The government believes that this is a key step toward the creation of an efficient clean power system, which the National Infrastructure Commission predicts will benefit industry and consumers to the tune of up to £8bn a year by 20301. [E.ON partners to meet UK smart meter rollout target]
According to Blue and Green Tomorrow, as the heat and transport sectors become electrified, peaks and pressures on the national grid are set to rise. This will require a much greater system flexibility to ensure generation and demand are more efficiently matched.
An intelligent energy network will be essential to retain competitiveness and to reduce costs to consumers.
Paul Barwell, chief executive at the UK Solar Trade Association (STA), welcomed the call for evidence and commented: “Opening both energy markets and networks to the clean and clever technologies available today will be hugely beneficial for consumers. Smart power allows greater volumes of the cheapest forms of clean power – like solar – to be integrated effectively into the energy system. It also means demand will more efficiently match supply, rather than wasteful business as usual, where generation simply follows demand peaks. Smart power will benefit consumers with more affordable, clean and secure power – which it will be easier to own themselves. It will also encourage huge investment into UK Plc.”
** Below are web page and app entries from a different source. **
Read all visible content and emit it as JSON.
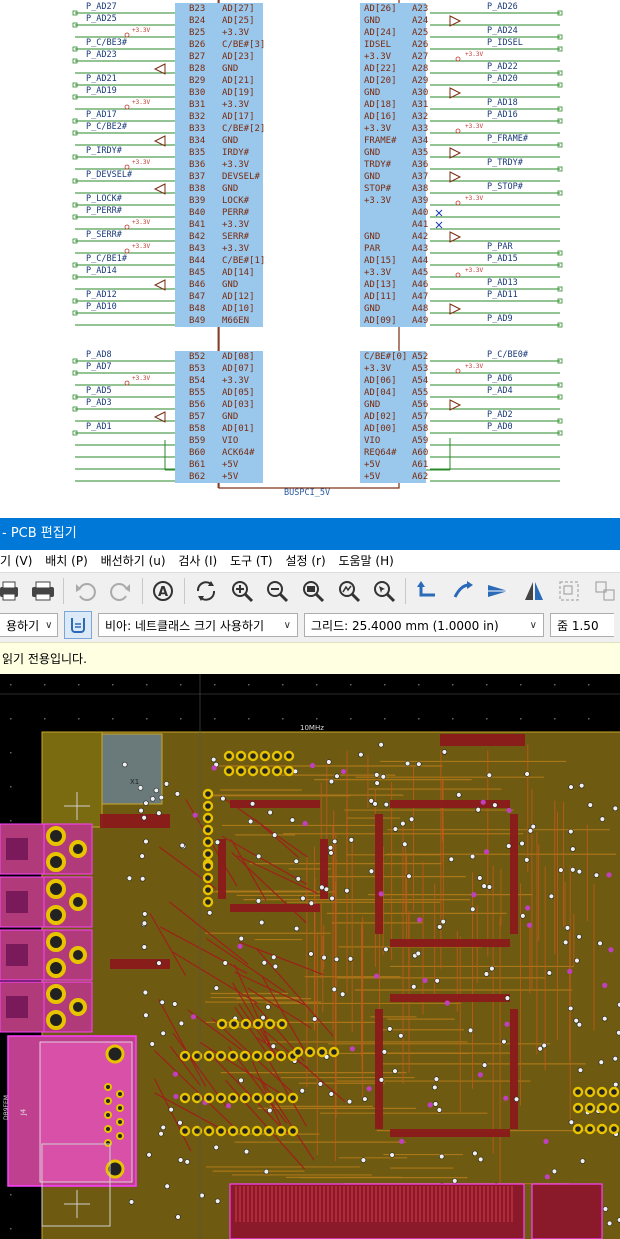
{
  "schematic": {
    "left_pins": [
      "B23",
      "B24",
      "B25",
      "B26",
      "B27",
      "B28",
      "B29",
      "B30",
      "B31",
      "B32",
      "B33",
      "B34",
      "B35",
      "B36",
      "B37",
      "B38",
      "B39",
      "B40",
      "B41",
      "B42",
      "B43",
      "B44",
      "B45",
      "B46",
      "B47",
      "B48",
      "B49",
      "B52",
      "B53",
      "B54",
      "B55",
      "B56",
      "B57",
      "B58",
      "B59",
      "B60",
      "B61",
      "B62"
    ],
    "left_names": [
      "AD[27]",
      "AD[25]",
      "+3.3V",
      "C/BE#[3]",
      "AD[23]",
      "GND",
      "AD[21]",
      "AD[19]",
      "+3.3V",
      "AD[17]",
      "C/BE#[2]",
      "GND",
      "IRDY#",
      "+3.3V",
      "DEVSEL#",
      "GND",
      "LOCK#",
      "PERR#",
      "+3.3V",
      "SERR#",
      "+3.3V",
      "C/BE#[1]",
      "AD[14]",
      "GND",
      "AD[12]",
      "AD[10]",
      "M66EN",
      "AD[08]",
      "AD[07]",
      "+3.3V",
      "AD[05]",
      "AD[03]",
      "GND",
      "AD[01]",
      "VIO",
      "ACK64#",
      "+5V",
      "+5V"
    ],
    "left_nets": [
      "P_AD27",
      "P_AD25",
      "",
      "P_C/BE3#",
      "P_AD23",
      "",
      "P_AD21",
      "P_AD19",
      "",
      "P_AD17",
      "P_C/BE2#",
      "",
      "P_IRDY#",
      "",
      "P_DEVSEL#",
      "",
      "P_LOCK#",
      "P_PERR#",
      "",
      "P_SERR#",
      "",
      "P_C/BE1#",
      "P_AD14",
      "",
      "P_AD12",
      "P_AD10",
      "",
      "P_AD8",
      "P_AD7",
      "",
      "P_AD5",
      "P_AD3",
      "",
      "P_AD1",
      "",
      "",
      "",
      ""
    ],
    "right_pins": [
      "A23",
      "A24",
      "A25",
      "A26",
      "A27",
      "A28",
      "A29",
      "A30",
      "A31",
      "A32",
      "A33",
      "A34",
      "A35",
      "A36",
      "A37",
      "A38",
      "A39",
      "A40",
      "A41",
      "A42",
      "A43",
      "A44",
      "A45",
      "A46",
      "A47",
      "A48",
      "A49",
      "A52",
      "A53",
      "A54",
      "A55",
      "A56",
      "A57",
      "A58",
      "A59",
      "A60",
      "A61",
      "A62"
    ],
    "right_names": [
      "AD[26]",
      "GND",
      "AD[24]",
      "IDSEL",
      "+3.3V",
      "AD[22]",
      "AD[20]",
      "GND",
      "AD[18]",
      "AD[16]",
      "+3.3V",
      "FRAME#",
      "GND",
      "TRDY#",
      "GND",
      "STOP#",
      "+3.3V",
      "",
      "",
      "GND",
      "PAR",
      "AD[15]",
      "+3.3V",
      "AD[13]",
      "AD[11]",
      "GND",
      "AD[09]",
      "C/BE#[0]",
      "+3.3V",
      "AD[06]",
      "AD[04]",
      "GND",
      "AD[02]",
      "AD[00]",
      "VIO",
      "REQ64#",
      "+5V",
      "+5V"
    ],
    "right_nets": [
      "P_AD26",
      "",
      "P_AD24",
      "P_IDSEL",
      "",
      "P_AD22",
      "P_AD20",
      "",
      "P_AD18",
      "P_AD16",
      "",
      "P_FRAME#",
      "",
      "P_TRDY#",
      "",
      "P_STOP#",
      "",
      "",
      "",
      "",
      "P_PAR",
      "P_AD15",
      "",
      "P_AD13",
      "P_AD11",
      "",
      "P_AD9",
      "P_C/BE0#",
      "",
      "P_AD6",
      "P_AD4",
      "",
      "P_AD2",
      "P_AD0",
      "",
      "",
      "",
      ""
    ],
    "component_ref": "BUSPCI_5V",
    "power_label": "+3.3V"
  },
  "titlebar": {
    "title": "- PCB 편집기"
  },
  "menu": {
    "items": [
      "기 (V)",
      "배치 (P)",
      "배선하기 (u)",
      "검사 (I)",
      "도구 (T)",
      "설정 (r)",
      "도움말 (H)"
    ]
  },
  "optbar": {
    "track_select": "용하기",
    "via_select": "비아: 네트클래스 크기 사용하기",
    "grid_select": "그리드: 25.4000 mm (1.0000 in)",
    "zoom_select": "줌 1.50"
  },
  "infobar": {
    "message": "읽기 전용입니다."
  },
  "pcb": {
    "labels": [
      "10MHz",
      "X1",
      "J4",
      "DB9FEM"
    ],
    "colors": {
      "board": "#6e5a10",
      "copper_front": "#a11c1c",
      "copper_back": "#b07a1a",
      "pads": "#e8c400",
      "silk": "#d0d0d0",
      "courtyard": "#ff40ff"
    }
  }
}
STA Strategic Grid Working Group
The working group aims to transform the operation of local power networks to enable far more efficient connection and management of clean solar generation. [Analysis: status of and challenges affecting the UK smart meter rollout]
The call is also meant to serve local distribution system operators to be increasingly incentivised to act like intelligent ‘mini grids’, with much more freedom to connect and manage complex power flows.
Blue and Green Tomorrow adds that it is “hoped that the power markets will increasingly move to put demand reduction contracts and storage on a more level footing with generation, enabling the shaving of expensive and inefficient demand ‘peaks’”.
Leonie Greene, who leads on the STA’s Smart Power work said: “The recognition that we need to move to more active local networks is hugely welcome given much clean energy is highly decentralised. For decades the electricity sector was one of the least innovative industries in the world. It is potentially poised to become a global hotbed of innovation and by moving early the UK has the chance to do more than save consumers a lot of money – we can become an international leader in the smart power industry.”